-- INSTRUCTIONS TO FOLLOW --
Set it all down exactly, every record and every line.

-- EXTRACTED ENTRIES --
*-*-*

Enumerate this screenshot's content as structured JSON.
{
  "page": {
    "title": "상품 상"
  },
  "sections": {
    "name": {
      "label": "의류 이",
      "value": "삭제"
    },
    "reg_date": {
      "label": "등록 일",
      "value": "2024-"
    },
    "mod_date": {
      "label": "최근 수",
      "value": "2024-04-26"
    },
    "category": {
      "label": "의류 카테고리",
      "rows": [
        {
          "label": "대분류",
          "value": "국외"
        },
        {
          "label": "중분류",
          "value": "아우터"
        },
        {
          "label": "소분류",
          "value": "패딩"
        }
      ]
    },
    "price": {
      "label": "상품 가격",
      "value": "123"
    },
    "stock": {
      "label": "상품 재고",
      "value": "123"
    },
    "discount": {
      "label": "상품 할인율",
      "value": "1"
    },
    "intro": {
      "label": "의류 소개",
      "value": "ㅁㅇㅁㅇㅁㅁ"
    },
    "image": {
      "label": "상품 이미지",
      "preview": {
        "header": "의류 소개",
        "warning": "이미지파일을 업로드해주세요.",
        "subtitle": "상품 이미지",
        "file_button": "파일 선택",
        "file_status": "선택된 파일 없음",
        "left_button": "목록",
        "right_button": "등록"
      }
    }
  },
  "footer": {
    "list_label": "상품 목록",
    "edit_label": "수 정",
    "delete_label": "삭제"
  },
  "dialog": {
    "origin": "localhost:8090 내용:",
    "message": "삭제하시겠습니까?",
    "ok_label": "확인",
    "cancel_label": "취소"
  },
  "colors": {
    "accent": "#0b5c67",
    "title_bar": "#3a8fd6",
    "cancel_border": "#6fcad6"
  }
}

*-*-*

-- YOUR SOLUTION --
Enumerate this screenshot's content as structured JSON.
{
  "page": {
    "title": "상품 상"
  },
  "sections": {
    "name": {
      "label": "의류 이",
      "value": "삭제"
    },
    "reg_date": {
      "label": "등록 일",
      "value": "2024-"
    },
    "mod_date": {
      "label": "최근 수",
      "value": "2024-04-26"
    },
    "category": {
      "label": "의류 카테고리",
      "rows": [
        {
          "label": "대분류",
          "value": "국외"
        },
        {
          "label": "중분류",
          "value": "아우터"
        },
        {
          "label": "소분류",
          "value": "패딩"
        }
      ]
    },
    "price": {
      "label": "상품 가격",
      "value": "123"
    },
    "stock": {
      "label": "상품 재고",
      "value": "123"
    },
    "discount": {
      "label": "상품 할인율",
      "value": "1"
    },
    "intro": {
      "label": "의류 소개",
      "value": "ㅁㅇㅁㅇㅁㅁ"
    },
    "image": {
      "label": "상품 이미지",
      "preview": {
        "header": "의류 소개",
        "warning": "이미지파일을 업로드해주세요.",
        "subtitle": "상품 이미지",
        "file_button": "파일 선택",
        "file_status": "선택된 파일 없음",
        "left_button": "목록",
        "right_button": "등록"
      }
    }
  },
  "footer": {
    "list_label": "상품 목록",
    "edit_label": "수 정",
    "delete_label": "삭제"
  },
  "dialog": {
    "origin": "localhost:8090 내용:",
    "message": "삭제하시겠습니까?",
    "ok_label": "확인",
    "cancel_label": "취소"
  },
  "colors": {
    "accent": "#0b5c67",
    "title_bar": "#3a8fd6",
    "cancel_border": "#6fcad6"
  }
}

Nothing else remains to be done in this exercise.